Assignment.
In the material below, tally the lines that include the string "anaconda", then write down only the total.
Segment Start: Records for this task
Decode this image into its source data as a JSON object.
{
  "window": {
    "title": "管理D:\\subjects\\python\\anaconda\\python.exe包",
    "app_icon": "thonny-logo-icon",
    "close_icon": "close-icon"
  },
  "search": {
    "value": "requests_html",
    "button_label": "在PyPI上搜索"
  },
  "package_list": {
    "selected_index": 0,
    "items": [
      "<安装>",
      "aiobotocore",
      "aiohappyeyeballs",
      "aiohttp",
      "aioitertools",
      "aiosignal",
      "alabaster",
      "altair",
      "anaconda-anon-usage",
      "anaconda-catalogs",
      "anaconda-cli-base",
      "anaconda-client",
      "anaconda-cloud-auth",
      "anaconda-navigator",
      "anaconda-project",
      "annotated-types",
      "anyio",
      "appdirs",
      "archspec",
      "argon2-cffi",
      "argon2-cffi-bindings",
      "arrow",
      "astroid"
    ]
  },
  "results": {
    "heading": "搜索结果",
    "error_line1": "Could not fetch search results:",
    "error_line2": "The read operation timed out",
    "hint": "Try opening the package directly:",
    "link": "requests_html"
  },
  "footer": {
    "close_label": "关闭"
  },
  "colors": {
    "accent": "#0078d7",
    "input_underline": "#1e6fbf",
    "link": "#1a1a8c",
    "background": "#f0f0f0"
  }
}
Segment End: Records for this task
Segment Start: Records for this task
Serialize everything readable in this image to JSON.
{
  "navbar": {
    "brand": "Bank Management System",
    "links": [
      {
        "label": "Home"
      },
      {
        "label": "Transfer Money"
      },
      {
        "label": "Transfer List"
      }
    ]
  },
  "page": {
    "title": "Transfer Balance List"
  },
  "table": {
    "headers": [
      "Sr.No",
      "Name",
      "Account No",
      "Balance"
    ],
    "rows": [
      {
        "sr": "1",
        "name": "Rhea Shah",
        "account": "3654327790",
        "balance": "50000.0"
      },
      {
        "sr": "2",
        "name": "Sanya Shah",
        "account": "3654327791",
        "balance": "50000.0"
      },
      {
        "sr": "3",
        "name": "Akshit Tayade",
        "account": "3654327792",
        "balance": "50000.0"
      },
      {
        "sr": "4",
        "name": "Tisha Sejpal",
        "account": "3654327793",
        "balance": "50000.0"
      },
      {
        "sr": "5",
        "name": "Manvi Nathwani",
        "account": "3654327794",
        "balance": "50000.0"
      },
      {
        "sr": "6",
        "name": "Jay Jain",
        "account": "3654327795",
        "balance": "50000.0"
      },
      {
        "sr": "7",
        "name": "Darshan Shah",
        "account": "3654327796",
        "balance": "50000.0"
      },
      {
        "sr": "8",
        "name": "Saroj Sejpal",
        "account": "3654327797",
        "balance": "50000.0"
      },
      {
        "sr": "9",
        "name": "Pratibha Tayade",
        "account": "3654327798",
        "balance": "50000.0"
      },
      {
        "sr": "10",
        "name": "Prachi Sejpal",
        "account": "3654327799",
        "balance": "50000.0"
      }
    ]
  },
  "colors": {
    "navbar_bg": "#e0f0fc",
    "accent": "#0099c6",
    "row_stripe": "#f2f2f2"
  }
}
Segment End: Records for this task
Response area.
8